Records from a data collection
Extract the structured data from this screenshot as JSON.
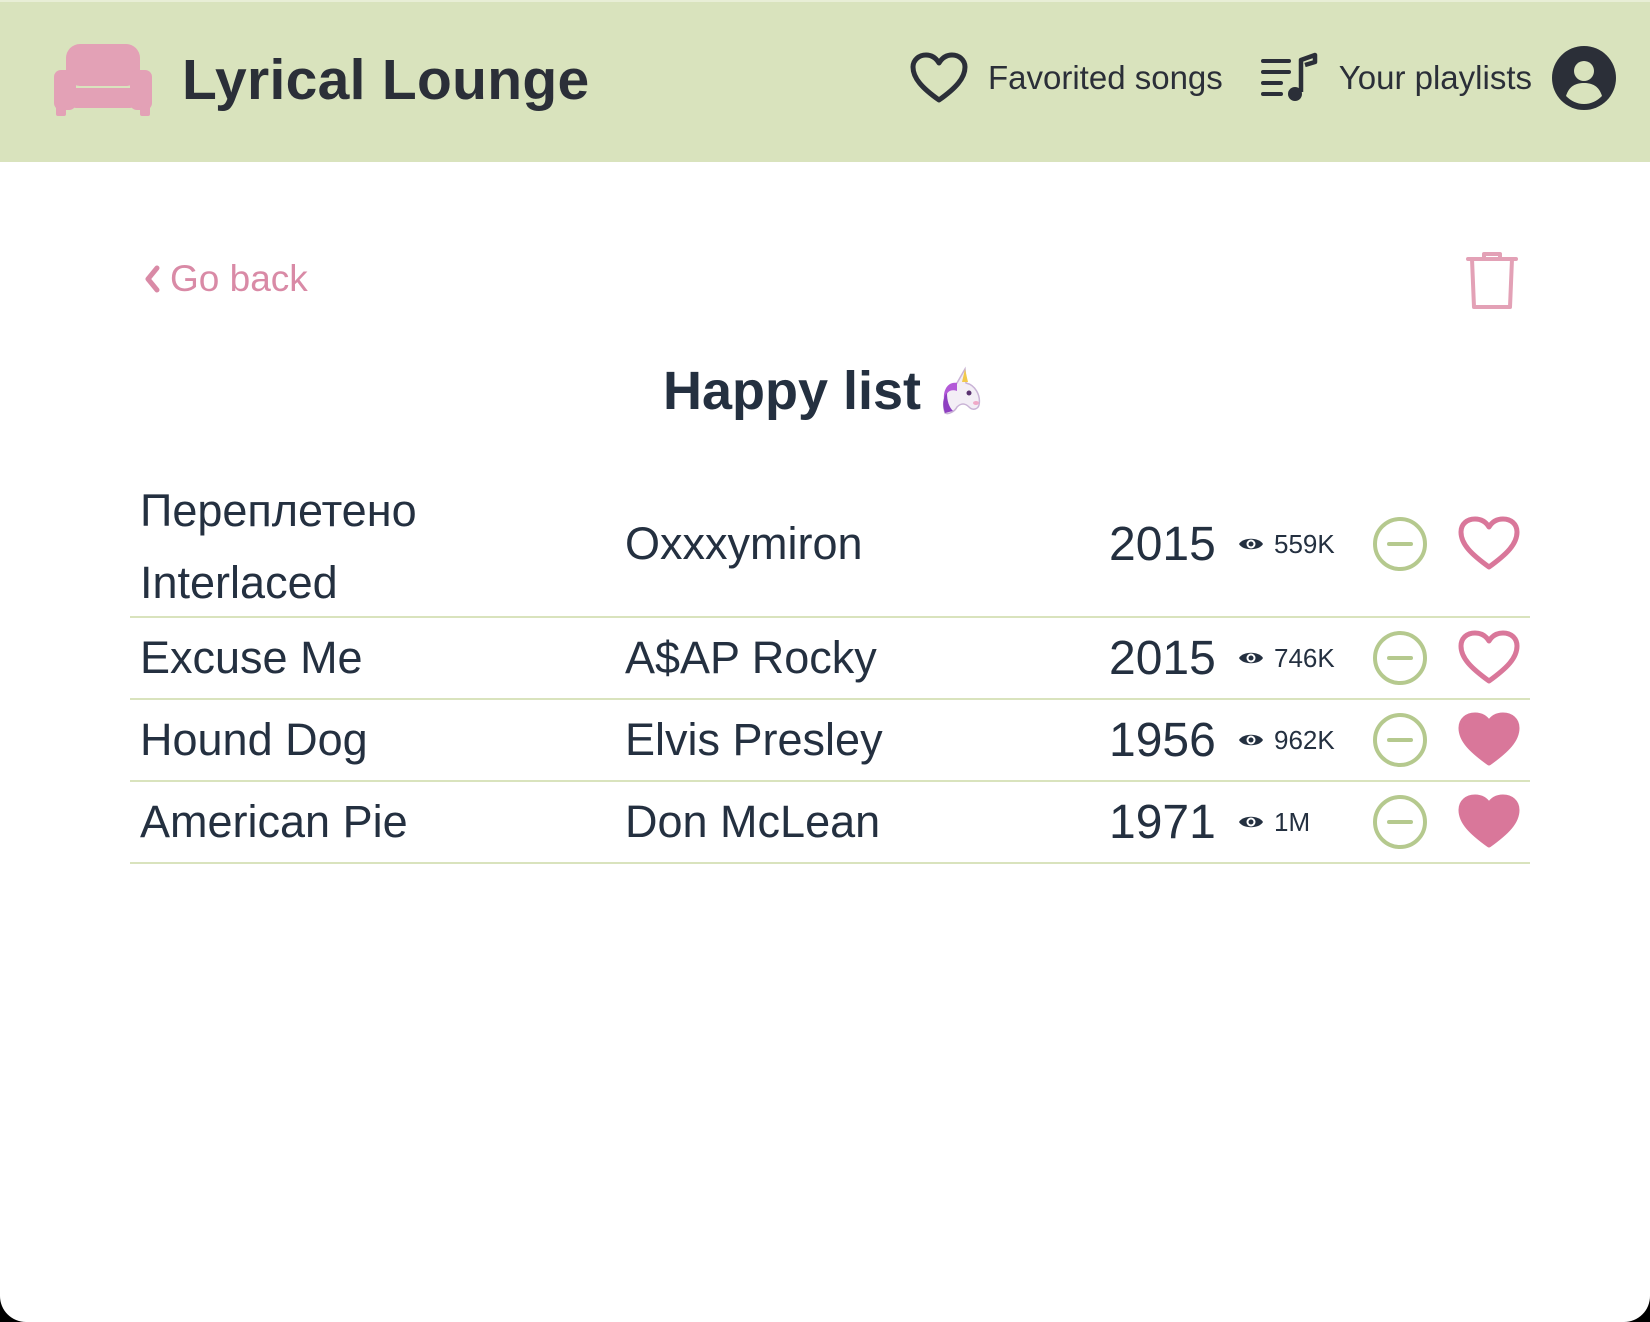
{
  "app": {
    "title": "Lyrical Lounge",
    "logo_icon": "sofa-icon"
  },
  "nav": {
    "favorites_label": "Favorited songs",
    "favorites_icon": "heart-outline-icon",
    "playlists_label": "Your playlists",
    "playlists_icon": "playlist-music-icon",
    "account_icon": "user-avatar-icon"
  },
  "page": {
    "back_label": "Go back",
    "delete_icon": "trash-icon",
    "playlist_title": "Happy list",
    "playlist_emoji": "unicorn-emoji"
  },
  "songs": [
    {
      "title_line1": "Переплетено",
      "title_line2": "Interlaced",
      "artist": "Oxxxymiron",
      "year": "2015",
      "views": "559K",
      "favorited": false
    },
    {
      "title": "Excuse Me",
      "artist": "A$AP Rocky",
      "year": "2015",
      "views": "746K",
      "favorited": false
    },
    {
      "title": "Hound Dog",
      "artist": "Elvis Presley",
      "year": "1956",
      "views": "962K",
      "favorited": true
    },
    {
      "title": "American Pie",
      "artist": "Don McLean",
      "year": "1971",
      "views": "1M",
      "favorited": true
    }
  ],
  "colors": {
    "navbar_bg": "#d9e3bd",
    "accent_pink": "#d98aa6",
    "accent_green": "#b5c98e",
    "text_dark": "#243040"
  }
}
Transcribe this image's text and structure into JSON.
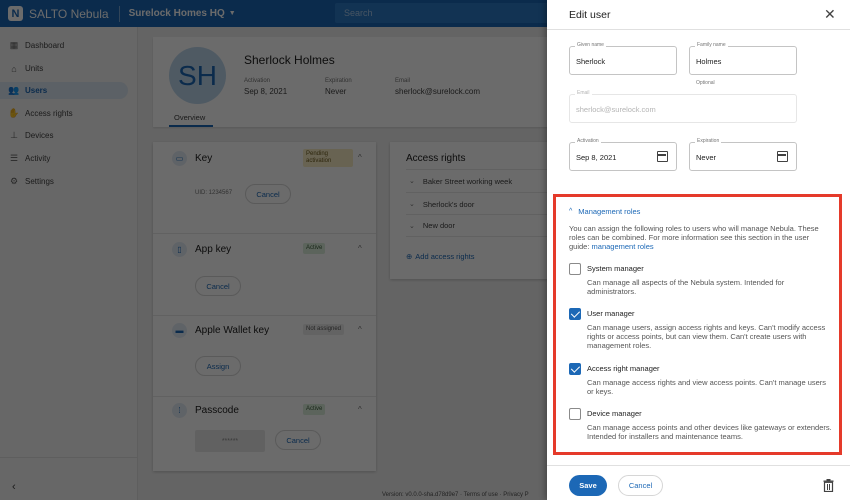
{
  "topbar": {
    "logo_letter": "N",
    "brand": "SALTO Nebula",
    "site": "Surelock Homes HQ",
    "search_placeholder": "Search"
  },
  "sidebar": {
    "items": [
      {
        "label": "Dashboard",
        "icon": "dashboard-icon"
      },
      {
        "label": "Units",
        "icon": "units-icon"
      },
      {
        "label": "Users",
        "icon": "users-icon",
        "active": true
      },
      {
        "label": "Access rights",
        "icon": "hand-icon"
      },
      {
        "label": "Devices",
        "icon": "devices-icon"
      },
      {
        "label": "Activity",
        "icon": "list-icon"
      },
      {
        "label": "Settings",
        "icon": "gear-icon"
      }
    ]
  },
  "profile": {
    "initials": "SH",
    "name": "Sherlock Holmes",
    "activation_label": "Activation",
    "activation_value": "Sep 8, 2021",
    "expiration_label": "Expiration",
    "expiration_value": "Never",
    "email_label": "Email",
    "email_value": "sherlock@surelock.com",
    "tab": "Overview"
  },
  "keys": {
    "key": {
      "title": "Key",
      "status": "Pending activation",
      "uid": "UID: 1234567",
      "action": "Cancel"
    },
    "app_key": {
      "title": "App key",
      "status": "Active",
      "action": "Cancel"
    },
    "wallet": {
      "title": "Apple Wallet key",
      "status": "Not assigned",
      "action": "Assign"
    },
    "passcode": {
      "title": "Passcode",
      "status": "Active",
      "masked": "******",
      "action": "Cancel"
    }
  },
  "access_rights": {
    "title": "Access rights",
    "items": [
      "Baker Street working week",
      "Sherlock's door",
      "New door"
    ],
    "add_label": "Add access rights"
  },
  "footer": {
    "text": "Version: v0.0.0-sha.d78d9e7 · Terms of use · Privacy P"
  },
  "drawer": {
    "title": "Edit user",
    "given_name_label": "Given name",
    "given_name_value": "Sherlock",
    "family_name_label": "Family name",
    "family_name_value": "Holmes",
    "family_name_helper": "Optional",
    "email_label": "Email",
    "email_value": "sherlock@surelock.com",
    "activation_label": "Activation",
    "activation_value": "Sep 8, 2021",
    "expiration_label": "Expiration",
    "expiration_value": "Never",
    "roles": {
      "header": "Management roles",
      "intro": "You can assign the following roles to users who will manage Nebula. These roles can be combined. For more information see this section in the user guide: ",
      "intro_link": "management roles",
      "items": [
        {
          "name": "System manager",
          "checked": false,
          "desc": "Can manage all aspects of the Nebula system. Intended for administrators."
        },
        {
          "name": "User manager",
          "checked": true,
          "desc": "Can manage users, assign access rights and keys. Can't modify access rights or access points, but can view them. Can't create users with management roles."
        },
        {
          "name": "Access right manager",
          "checked": true,
          "desc": "Can manage access rights and view access points. Can't manage users or keys."
        },
        {
          "name": "Device manager",
          "checked": false,
          "desc": "Can manage access points and other devices like gateways or extenders. Intended for installers and maintenance teams."
        }
      ]
    },
    "save_label": "Save",
    "cancel_label": "Cancel"
  },
  "colors": {
    "brand": "#1c68b6",
    "highlight": "#e53a2a"
  }
}
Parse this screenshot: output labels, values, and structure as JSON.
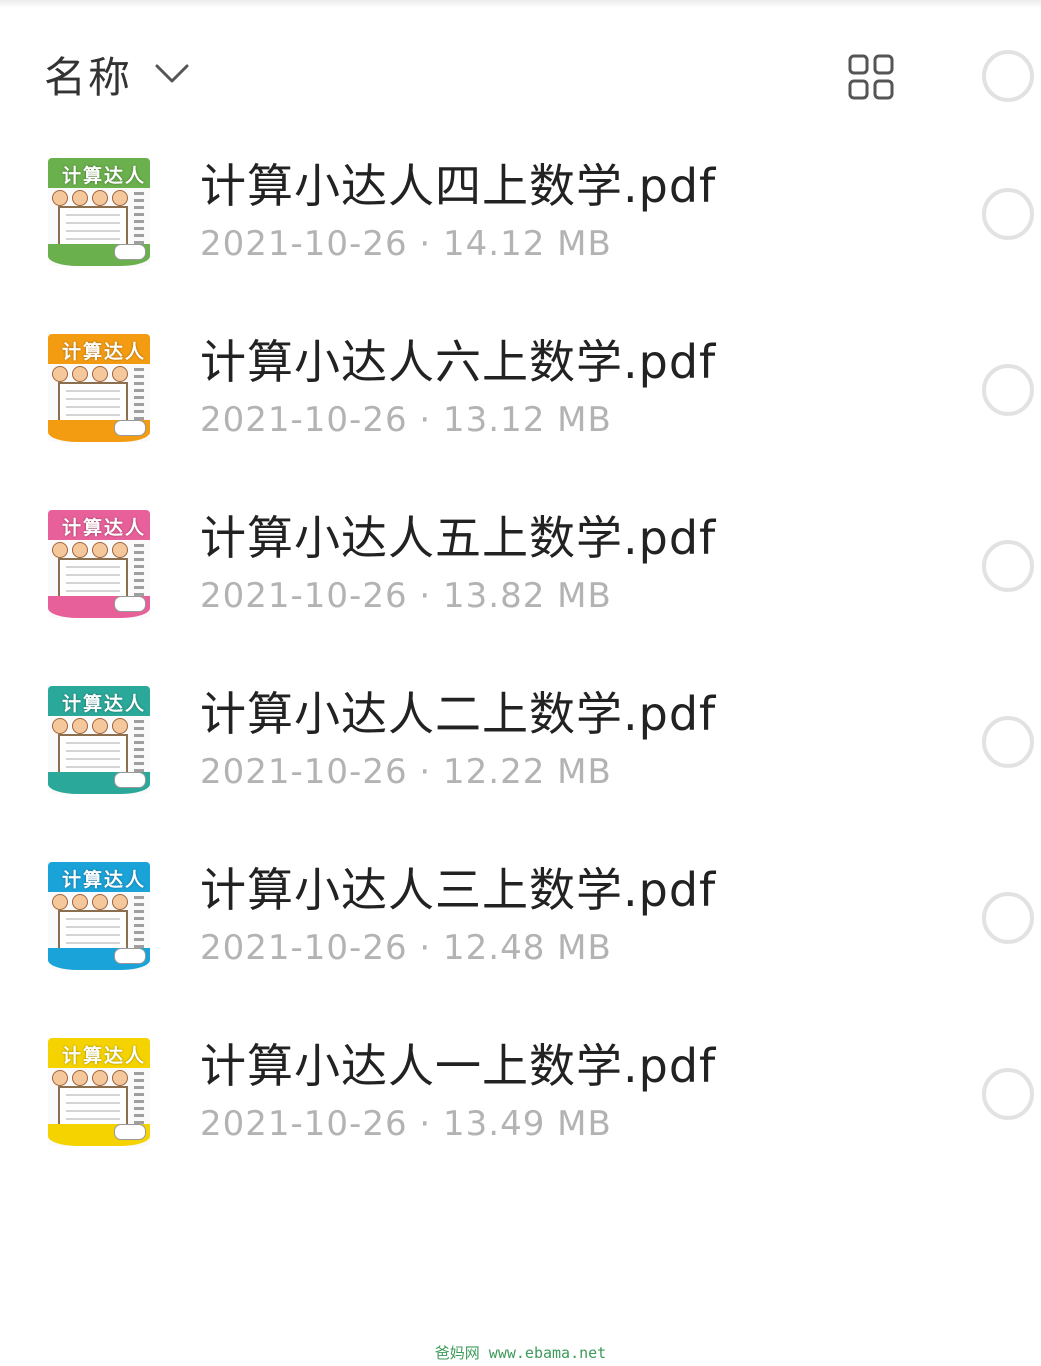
{
  "header": {
    "sort_label": "名称",
    "sort_icon": "chevron-down-icon",
    "view_toggle_icon": "grid-view-icon",
    "select_all_icon": "circle-icon"
  },
  "files": [
    {
      "name": "计算小达人四上数学.pdf",
      "meta": "2021-10-26 · 14.12 MB",
      "thumb_color": "#6ab04c",
      "thumb_title": "计算达人"
    },
    {
      "name": "计算小达人六上数学.pdf",
      "meta": "2021-10-26 · 13.12 MB",
      "thumb_color": "#f39c12",
      "thumb_title": "计算达人"
    },
    {
      "name": "计算小达人五上数学.pdf",
      "meta": "2021-10-26 · 13.82 MB",
      "thumb_color": "#e8609a",
      "thumb_title": "计算达人"
    },
    {
      "name": "计算小达人二上数学.pdf",
      "meta": "2021-10-26 · 12.22 MB",
      "thumb_color": "#2aa89a",
      "thumb_title": "计算达人"
    },
    {
      "name": "计算小达人三上数学.pdf",
      "meta": "2021-10-26 · 12.48 MB",
      "thumb_color": "#1aa3d9",
      "thumb_title": "计算达人"
    },
    {
      "name": "计算小达人一上数学.pdf",
      "meta": "2021-10-26 · 13.49 MB",
      "thumb_color": "#f5d300",
      "thumb_title": "计算达人"
    }
  ],
  "watermark": "爸妈网 www.ebama.net",
  "colors": {
    "text_primary": "#222222",
    "text_secondary": "#b3b3b3",
    "circle_border": "#e2e2e2",
    "watermark": "#3c9a5a"
  }
}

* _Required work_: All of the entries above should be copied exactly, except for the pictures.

* _Answer box_:
Extract the structured data from this screenshot as JSON.
{
  "app": {
    "title": "Lyrical Lounge",
    "logo_icon": "sofa-icon"
  },
  "nav": {
    "favorites_label": "Favorited songs",
    "favorites_icon": "heart-outline-icon",
    "playlists_label": "Your playlists",
    "playlists_icon": "playlist-music-icon",
    "account_icon": "user-avatar-icon"
  },
  "page": {
    "back_label": "Go back",
    "delete_icon": "trash-icon",
    "playlist_title": "Happy list",
    "playlist_emoji": "unicorn-emoji"
  },
  "songs": [
    {
      "title_line1": "Переплетено",
      "title_line2": "Interlaced",
      "artist": "Oxxxymiron",
      "year": "2015",
      "views": "559K",
      "favorited": false
    },
    {
      "title": "Excuse Me",
      "artist": "A$AP Rocky",
      "year": "2015",
      "views": "746K",
      "favorited": false
    },
    {
      "title": "Hound Dog",
      "artist": "Elvis Presley",
      "year": "1956",
      "views": "962K",
      "favorited": true
    },
    {
      "title": "American Pie",
      "artist": "Don McLean",
      "year": "1971",
      "views": "1M",
      "favorited": true
    }
  ],
  "colors": {
    "navbar_bg": "#d9e3bd",
    "accent_pink": "#d98aa6",
    "accent_green": "#b5c98e",
    "text_dark": "#243040"
  }
}
Transcribe this image's text and structure into JSON.
{
  "topbar": {
    "logo_letter": "N",
    "brand": "SALTO Nebula",
    "site": "Surelock Homes HQ",
    "search_placeholder": "Search"
  },
  "sidebar": {
    "items": [
      {
        "label": "Dashboard",
        "icon": "dashboard-icon"
      },
      {
        "label": "Units",
        "icon": "units-icon"
      },
      {
        "label": "Users",
        "icon": "users-icon",
        "active": true
      },
      {
        "label": "Access rights",
        "icon": "hand-icon"
      },
      {
        "label": "Devices",
        "icon": "devices-icon"
      },
      {
        "label": "Activity",
        "icon": "list-icon"
      },
      {
        "label": "Settings",
        "icon": "gear-icon"
      }
    ]
  },
  "profile": {
    "initials": "SH",
    "name": "Sherlock Holmes",
    "activation_label": "Activation",
    "activation_value": "Sep 8, 2021",
    "expiration_label": "Expiration",
    "expiration_value": "Never",
    "email_label": "Email",
    "email_value": "sherlock@surelock.com",
    "tab": "Overview"
  },
  "keys": {
    "key": {
      "title": "Key",
      "status": "Pending activation",
      "uid": "UID: 1234567",
      "action": "Cancel"
    },
    "app_key": {
      "title": "App key",
      "status": "Active",
      "action": "Cancel"
    },
    "wallet": {
      "title": "Apple Wallet key",
      "status": "Not assigned",
      "action": "Assign"
    },
    "passcode": {
      "title": "Passcode",
      "status": "Active",
      "masked": "******",
      "action": "Cancel"
    }
  },
  "access_rights": {
    "title": "Access rights",
    "items": [
      "Baker Street working week",
      "Sherlock's door",
      "New door"
    ],
    "add_label": "Add access rights"
  },
  "footer": {
    "text": "Version: v0.0.0-sha.d78d9e7 · Terms of use · Privacy P"
  },
  "drawer": {
    "title": "Edit user",
    "given_name_label": "Given name",
    "given_name_value": "Sherlock",
    "family_name_label": "Family name",
    "family_name_value": "Holmes",
    "family_name_helper": "Optional",
    "email_label": "Email",
    "email_value": "sherlock@surelock.com",
    "activation_label": "Activation",
    "activation_value": "Sep 8, 2021",
    "expiration_label": "Expiration",
    "expiration_value": "Never",
    "roles": {
      "header": "Management roles",
      "intro": "You can assign the following roles to users who will manage Nebula. These roles can be combined. For more information see this section in the user guide: ",
      "intro_link": "management roles",
      "items": [
        {
          "name": "System manager",
          "checked": false,
          "desc": "Can manage all aspects of the Nebula system. Intended for administrators."
        },
        {
          "name": "User manager",
          "checked": true,
          "desc": "Can manage users, assign access rights and keys. Can't modify access rights or access points, but can view them. Can't create users with management roles."
        },
        {
          "name": "Access right manager",
          "checked": true,
          "desc": "Can manage access rights and view access points. Can't manage users or keys."
        },
        {
          "name": "Device manager",
          "checked": false,
          "desc": "Can manage access points and other devices like gateways or extenders. Intended for installers and maintenance teams."
        }
      ]
    },
    "save_label": "Save",
    "cancel_label": "Cancel"
  },
  "colors": {
    "brand": "#1c68b6",
    "highlight": "#e53a2a"
  }
}
Parse this screenshot: output labels, values, and structure as JSON.
{
  "header": {
    "sort_label": "名称",
    "sort_icon": "chevron-down-icon",
    "view_toggle_icon": "grid-view-icon",
    "select_all_icon": "circle-icon"
  },
  "files": [
    {
      "name": "计算小达人四上数学.pdf",
      "meta": "2021-10-26 · 14.12 MB",
      "thumb_color": "#6ab04c",
      "thumb_title": "计算达人"
    },
    {
      "name": "计算小达人六上数学.pdf",
      "meta": "2021-10-26 · 13.12 MB",
      "thumb_color": "#f39c12",
      "thumb_title": "计算达人"
    },
    {
      "name": "计算小达人五上数学.pdf",
      "meta": "2021-10-26 · 13.82 MB",
      "thumb_color": "#e8609a",
      "thumb_title": "计算达人"
    },
    {
      "name": "计算小达人二上数学.pdf",
      "meta": "2021-10-26 · 12.22 MB",
      "thumb_color": "#2aa89a",
      "thumb_title": "计算达人"
    },
    {
      "name": "计算小达人三上数学.pdf",
      "meta": "2021-10-26 · 12.48 MB",
      "thumb_color": "#1aa3d9",
      "thumb_title": "计算达人"
    },
    {
      "name": "计算小达人一上数学.pdf",
      "meta": "2021-10-26 · 13.49 MB",
      "thumb_color": "#f5d300",
      "thumb_title": "计算达人"
    }
  ],
  "watermark": "爸妈网 www.ebama.net",
  "colors": {
    "text_primary": "#222222",
    "text_secondary": "#b3b3b3",
    "circle_border": "#e2e2e2",
    "watermark": "#3c9a5a"
  }
}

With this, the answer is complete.